On Fri, May 1, 2009 at 12:18 AM, FFT <fft1976 <at> gmail.com> wrote:
> On Thu, Apr 30, 2009 at 2:12 PM, Jon Harrop <jon <at> ffconsultancy.com> wrote:
>
>>  open List
>>
>>  type ('lambda, 'var) expr =
>>    | Num of int
>>    | Lambda of 'lambda
>>    | Var of 'var
>>    | Apply of ('lambda, 'var) expr * ('lambda, 'var) expr list
>>
>>  type value =
>>    | Closure of (value list -> value)
>>    | Int of int
>>
>>  let rec eval (apply, var as env) = function
>>    | Num i -> Int i
>>    | Lambda body -> Closure(apply body)
>>    | Var v -> var v
>>    | Apply(f, args) ->
>>        match eval env f, map (eval env) args with
>>        | Closure f, args -> f args
>>        | _ -> invalid_arg "Apply of non-function";;
>>
>>  type de_bruijn = DeBruijn of (de_bruijn, int * int) expr
>>
>>  let rec de_bruijn env =
>>    (fun (DeBruijn body) args -> eval (de_bruijn (args::env)) body),
>>    (fun (i, j) -> nth (nth env i) j)
>>
>>  type named = Named of string list * (named, string) expr
>>
>>  let rec named env =
>>    (fun (Named(xs, body)) vs ->
>>      eval (named(fold_left2 (fun s x v -> (x, v)::s) env xs vs)) body),
>>    (fun s -> assoc s env)
>>
>> The really elucidates the power of polymorphic variants if you compare with my
>> other code!
>>
>
> Thanks, this was great!
>
> Personally, I like the second version more.
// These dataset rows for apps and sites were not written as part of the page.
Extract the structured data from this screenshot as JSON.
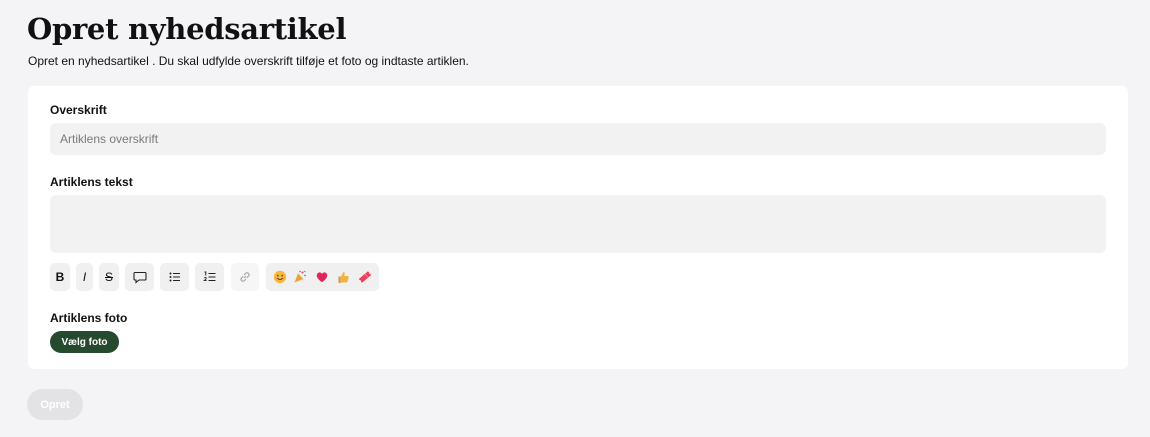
{
  "page": {
    "title": "Opret nyhedsartikel",
    "subtitle": "Opret en nyhedsartikel . Du skal udfylde overskrift tilføje et foto og indtaste artiklen."
  },
  "form": {
    "headline_label": "Overskrift",
    "headline_placeholder": "Artiklens overskrift",
    "headline_value": "",
    "body_label": "Artiklens tekst",
    "body_value": "",
    "photo_label": "Artiklens foto",
    "choose_photo_label": "Vælg foto",
    "submit_label": "Opret"
  },
  "toolbar": {
    "bold_label": "B",
    "italic_label": "I",
    "strike_label": "S",
    "icons": [
      "comment-icon",
      "bullet-list-icon",
      "numbered-list-icon",
      "link-icon"
    ],
    "emojis": [
      "smile-emoji-icon",
      "party-popper-emoji-icon",
      "heart-emoji-icon",
      "thumbs-up-emoji-icon",
      "ticket-emoji-icon"
    ]
  },
  "colors": {
    "page_background": "#f4f4f6",
    "card_background": "#ffffff",
    "input_background": "#f2f2f3",
    "choose_photo_button": "#264a2e",
    "submit_button_disabled": "#e3e3e5"
  }
}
The only real differences
> are that you declare your types up-front, and I think it's good for
> readability and correctness. Conciseness is important, but it's not
> everything (and none of those compilation unit restrictions nonsense
> now!)
>
> In my humble opinion, this answers Martin's challenge nicely: straight
> up ML, no "exotic" features like OO, polymorphic variants, functors,
> type coercions, etc. Would be interesting to see a Scala version now,
> to compare :-)
>
> I suspect the ML programmers Martin talked about were too eager to use
> modules, which can be excessively boilerplate-y and verbose.
>
I do not claim to be an expert in ML things, but I guess there was a
reason for using modules. The point is to have a reusable interpreter
component. That implies that the abstract interpreter framework and
its instantiations have to live in different source units. And I think
it would also imply that you have to make the types explicit at the
interface. How else would you document the contract between a the
framework and its instances?

Cheers

 -- Martin


Gmane